**Exercise aim:**
Across the entries below, how many lines contain the word "Adjustable"? Give the number alone.

=== Begin Enclosure ===

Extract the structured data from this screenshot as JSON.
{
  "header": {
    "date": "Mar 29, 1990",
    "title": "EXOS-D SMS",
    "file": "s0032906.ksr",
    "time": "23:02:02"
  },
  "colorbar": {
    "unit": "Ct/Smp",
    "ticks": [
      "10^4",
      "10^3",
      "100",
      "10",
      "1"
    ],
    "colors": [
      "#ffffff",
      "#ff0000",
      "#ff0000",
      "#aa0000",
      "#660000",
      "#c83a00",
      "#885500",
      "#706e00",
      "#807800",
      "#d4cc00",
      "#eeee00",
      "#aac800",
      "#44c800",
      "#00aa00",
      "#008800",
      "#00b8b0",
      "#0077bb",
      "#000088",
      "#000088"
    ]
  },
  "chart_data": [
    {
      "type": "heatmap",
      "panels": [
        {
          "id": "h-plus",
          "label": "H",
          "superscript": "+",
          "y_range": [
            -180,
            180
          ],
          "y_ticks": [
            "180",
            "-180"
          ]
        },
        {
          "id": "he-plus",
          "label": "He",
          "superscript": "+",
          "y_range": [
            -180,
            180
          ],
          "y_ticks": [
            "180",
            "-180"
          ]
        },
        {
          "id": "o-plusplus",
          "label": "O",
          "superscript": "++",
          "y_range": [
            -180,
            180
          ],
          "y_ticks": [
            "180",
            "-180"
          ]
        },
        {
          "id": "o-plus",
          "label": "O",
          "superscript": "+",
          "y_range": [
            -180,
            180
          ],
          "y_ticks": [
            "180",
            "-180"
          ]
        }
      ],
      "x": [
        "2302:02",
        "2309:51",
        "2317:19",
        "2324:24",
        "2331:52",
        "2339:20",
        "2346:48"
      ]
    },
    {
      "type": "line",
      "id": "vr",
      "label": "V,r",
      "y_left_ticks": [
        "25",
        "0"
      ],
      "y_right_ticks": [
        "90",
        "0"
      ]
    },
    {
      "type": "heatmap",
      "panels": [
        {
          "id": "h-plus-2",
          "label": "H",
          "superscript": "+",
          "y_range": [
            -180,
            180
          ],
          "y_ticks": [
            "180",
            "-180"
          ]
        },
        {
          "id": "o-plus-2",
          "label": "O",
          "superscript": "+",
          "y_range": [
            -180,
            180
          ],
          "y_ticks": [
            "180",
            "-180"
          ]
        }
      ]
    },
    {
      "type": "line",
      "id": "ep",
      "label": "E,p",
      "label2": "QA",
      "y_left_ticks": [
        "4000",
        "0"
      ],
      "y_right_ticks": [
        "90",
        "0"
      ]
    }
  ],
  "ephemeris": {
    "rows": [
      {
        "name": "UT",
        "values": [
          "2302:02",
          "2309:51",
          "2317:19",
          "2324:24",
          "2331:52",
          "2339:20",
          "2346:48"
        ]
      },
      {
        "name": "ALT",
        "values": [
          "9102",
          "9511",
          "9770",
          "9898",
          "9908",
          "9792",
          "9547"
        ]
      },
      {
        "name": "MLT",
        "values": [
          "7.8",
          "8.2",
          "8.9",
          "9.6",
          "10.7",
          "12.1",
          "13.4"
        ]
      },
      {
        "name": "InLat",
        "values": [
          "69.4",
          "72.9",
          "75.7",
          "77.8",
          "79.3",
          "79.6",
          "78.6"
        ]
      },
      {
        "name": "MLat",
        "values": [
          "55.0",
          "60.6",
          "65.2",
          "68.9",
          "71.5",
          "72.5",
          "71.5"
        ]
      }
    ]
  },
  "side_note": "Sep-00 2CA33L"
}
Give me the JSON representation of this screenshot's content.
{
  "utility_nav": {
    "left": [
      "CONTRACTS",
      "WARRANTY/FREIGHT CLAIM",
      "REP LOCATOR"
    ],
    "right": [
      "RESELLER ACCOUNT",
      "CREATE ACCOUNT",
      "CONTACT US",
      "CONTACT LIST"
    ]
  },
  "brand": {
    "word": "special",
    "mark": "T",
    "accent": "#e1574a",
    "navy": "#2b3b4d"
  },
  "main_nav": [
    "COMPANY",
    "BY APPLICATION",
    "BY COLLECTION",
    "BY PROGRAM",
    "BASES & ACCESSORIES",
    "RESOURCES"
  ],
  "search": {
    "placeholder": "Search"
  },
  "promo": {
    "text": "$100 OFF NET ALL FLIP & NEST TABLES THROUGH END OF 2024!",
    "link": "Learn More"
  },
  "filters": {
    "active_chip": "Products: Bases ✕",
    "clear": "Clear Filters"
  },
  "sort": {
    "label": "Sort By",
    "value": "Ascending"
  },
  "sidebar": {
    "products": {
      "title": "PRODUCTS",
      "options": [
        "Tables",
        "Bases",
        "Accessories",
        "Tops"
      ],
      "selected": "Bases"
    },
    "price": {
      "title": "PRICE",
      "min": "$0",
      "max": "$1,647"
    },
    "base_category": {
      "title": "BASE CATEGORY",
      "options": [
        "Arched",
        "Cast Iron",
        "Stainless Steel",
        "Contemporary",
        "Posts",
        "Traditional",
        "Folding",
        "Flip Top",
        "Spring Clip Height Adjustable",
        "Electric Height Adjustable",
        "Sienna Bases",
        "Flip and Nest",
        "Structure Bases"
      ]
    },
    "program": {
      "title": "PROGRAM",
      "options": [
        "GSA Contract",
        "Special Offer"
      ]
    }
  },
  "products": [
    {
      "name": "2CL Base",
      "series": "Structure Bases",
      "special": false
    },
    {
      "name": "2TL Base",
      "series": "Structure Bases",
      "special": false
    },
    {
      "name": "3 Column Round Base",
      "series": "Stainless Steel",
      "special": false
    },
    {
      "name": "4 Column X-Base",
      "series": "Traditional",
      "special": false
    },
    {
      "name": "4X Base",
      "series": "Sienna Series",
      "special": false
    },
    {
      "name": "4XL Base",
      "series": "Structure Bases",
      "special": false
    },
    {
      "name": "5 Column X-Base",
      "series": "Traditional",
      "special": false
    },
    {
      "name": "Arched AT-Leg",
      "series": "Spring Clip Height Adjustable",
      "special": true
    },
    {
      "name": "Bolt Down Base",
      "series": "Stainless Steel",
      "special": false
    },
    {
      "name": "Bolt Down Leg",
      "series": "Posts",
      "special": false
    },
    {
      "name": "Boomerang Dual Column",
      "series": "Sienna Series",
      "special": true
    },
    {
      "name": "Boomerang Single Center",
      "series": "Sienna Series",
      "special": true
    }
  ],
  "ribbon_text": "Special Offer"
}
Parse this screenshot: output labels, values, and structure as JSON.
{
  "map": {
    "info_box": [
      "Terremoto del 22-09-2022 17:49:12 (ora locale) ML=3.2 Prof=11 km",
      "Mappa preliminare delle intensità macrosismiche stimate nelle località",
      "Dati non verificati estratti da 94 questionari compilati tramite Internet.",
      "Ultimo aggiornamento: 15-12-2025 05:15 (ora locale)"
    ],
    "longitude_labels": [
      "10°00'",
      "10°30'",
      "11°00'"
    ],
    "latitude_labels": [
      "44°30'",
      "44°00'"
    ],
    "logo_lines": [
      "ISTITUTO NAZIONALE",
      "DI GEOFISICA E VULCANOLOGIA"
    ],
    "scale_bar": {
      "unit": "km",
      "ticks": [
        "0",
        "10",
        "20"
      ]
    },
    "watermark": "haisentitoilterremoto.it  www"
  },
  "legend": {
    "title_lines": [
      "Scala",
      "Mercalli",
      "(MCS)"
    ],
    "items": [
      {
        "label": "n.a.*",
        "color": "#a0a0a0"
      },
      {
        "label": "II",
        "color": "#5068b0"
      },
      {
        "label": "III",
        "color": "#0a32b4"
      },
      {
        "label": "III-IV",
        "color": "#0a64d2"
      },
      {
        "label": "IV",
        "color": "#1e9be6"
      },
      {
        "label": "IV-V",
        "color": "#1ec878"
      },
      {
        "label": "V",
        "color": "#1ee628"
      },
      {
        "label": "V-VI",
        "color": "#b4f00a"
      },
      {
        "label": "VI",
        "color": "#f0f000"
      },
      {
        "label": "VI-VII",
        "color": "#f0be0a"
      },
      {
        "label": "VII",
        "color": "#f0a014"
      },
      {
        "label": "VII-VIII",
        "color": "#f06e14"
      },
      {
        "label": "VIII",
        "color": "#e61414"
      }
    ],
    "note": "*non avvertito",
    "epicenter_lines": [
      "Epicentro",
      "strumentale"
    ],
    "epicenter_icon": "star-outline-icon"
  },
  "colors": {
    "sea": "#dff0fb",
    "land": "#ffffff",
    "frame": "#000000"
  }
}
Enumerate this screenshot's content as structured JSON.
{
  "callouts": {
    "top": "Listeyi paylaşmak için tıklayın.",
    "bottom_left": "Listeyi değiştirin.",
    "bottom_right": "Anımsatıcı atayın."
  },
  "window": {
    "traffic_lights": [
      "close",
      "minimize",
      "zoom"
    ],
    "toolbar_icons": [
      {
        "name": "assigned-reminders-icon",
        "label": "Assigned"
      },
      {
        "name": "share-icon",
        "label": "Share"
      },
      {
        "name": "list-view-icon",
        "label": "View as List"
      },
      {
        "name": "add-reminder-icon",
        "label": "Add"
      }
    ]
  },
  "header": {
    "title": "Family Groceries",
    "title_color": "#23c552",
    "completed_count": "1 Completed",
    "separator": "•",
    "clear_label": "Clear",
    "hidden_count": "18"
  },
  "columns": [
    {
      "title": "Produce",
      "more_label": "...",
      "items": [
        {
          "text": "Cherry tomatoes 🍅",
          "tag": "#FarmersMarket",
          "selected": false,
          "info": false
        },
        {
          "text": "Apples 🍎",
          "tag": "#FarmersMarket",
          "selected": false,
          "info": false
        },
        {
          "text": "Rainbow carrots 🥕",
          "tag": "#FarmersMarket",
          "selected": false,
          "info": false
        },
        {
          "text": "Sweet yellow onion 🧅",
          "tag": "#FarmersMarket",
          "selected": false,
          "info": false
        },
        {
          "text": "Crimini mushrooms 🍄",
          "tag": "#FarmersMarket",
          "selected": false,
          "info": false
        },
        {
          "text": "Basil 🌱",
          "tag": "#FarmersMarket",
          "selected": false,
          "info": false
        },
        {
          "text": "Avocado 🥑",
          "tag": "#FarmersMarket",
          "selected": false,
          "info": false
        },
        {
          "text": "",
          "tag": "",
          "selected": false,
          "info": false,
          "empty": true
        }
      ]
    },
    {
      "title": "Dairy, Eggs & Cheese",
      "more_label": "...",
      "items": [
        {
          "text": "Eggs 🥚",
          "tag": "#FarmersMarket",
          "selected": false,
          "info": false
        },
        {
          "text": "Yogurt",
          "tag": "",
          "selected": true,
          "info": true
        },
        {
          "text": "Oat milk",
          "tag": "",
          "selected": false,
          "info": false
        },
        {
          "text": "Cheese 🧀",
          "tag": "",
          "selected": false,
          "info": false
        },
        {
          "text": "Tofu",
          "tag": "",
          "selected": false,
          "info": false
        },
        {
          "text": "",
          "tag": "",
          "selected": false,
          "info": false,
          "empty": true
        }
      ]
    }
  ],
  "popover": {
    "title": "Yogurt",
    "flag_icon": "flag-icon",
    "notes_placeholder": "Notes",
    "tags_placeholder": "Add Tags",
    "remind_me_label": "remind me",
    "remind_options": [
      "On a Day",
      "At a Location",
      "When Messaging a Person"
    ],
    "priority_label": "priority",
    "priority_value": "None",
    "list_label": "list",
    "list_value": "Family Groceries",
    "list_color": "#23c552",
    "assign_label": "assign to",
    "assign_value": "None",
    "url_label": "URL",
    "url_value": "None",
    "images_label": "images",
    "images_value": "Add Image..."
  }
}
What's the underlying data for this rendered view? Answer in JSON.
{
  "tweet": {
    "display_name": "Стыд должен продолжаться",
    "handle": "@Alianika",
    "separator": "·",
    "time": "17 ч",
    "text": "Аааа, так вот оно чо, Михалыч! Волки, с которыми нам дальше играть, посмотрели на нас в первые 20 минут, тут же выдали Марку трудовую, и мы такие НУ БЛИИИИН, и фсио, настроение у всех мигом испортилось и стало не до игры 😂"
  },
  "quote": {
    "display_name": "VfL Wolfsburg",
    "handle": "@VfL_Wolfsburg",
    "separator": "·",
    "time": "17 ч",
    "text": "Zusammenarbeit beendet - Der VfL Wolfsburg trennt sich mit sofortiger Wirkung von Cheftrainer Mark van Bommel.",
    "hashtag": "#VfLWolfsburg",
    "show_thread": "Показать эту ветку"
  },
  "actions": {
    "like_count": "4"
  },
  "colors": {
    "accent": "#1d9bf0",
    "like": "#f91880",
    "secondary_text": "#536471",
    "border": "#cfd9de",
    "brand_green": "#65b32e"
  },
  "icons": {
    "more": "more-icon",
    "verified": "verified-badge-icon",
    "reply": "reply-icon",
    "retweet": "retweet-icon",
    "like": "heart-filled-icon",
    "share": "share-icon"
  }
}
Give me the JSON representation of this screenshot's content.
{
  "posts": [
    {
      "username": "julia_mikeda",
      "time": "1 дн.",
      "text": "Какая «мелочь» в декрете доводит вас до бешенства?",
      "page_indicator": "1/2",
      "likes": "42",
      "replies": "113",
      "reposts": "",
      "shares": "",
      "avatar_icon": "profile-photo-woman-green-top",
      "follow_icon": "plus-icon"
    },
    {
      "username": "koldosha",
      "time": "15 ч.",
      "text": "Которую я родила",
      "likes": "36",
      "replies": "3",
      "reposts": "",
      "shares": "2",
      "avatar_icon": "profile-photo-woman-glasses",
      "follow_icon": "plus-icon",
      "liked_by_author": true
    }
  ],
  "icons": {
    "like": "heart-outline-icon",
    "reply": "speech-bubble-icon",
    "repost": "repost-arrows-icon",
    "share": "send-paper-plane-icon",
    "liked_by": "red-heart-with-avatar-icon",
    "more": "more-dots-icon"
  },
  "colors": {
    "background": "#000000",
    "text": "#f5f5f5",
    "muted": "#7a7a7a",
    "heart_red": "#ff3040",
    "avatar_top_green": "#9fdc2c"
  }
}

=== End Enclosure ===

**The completed task:**
3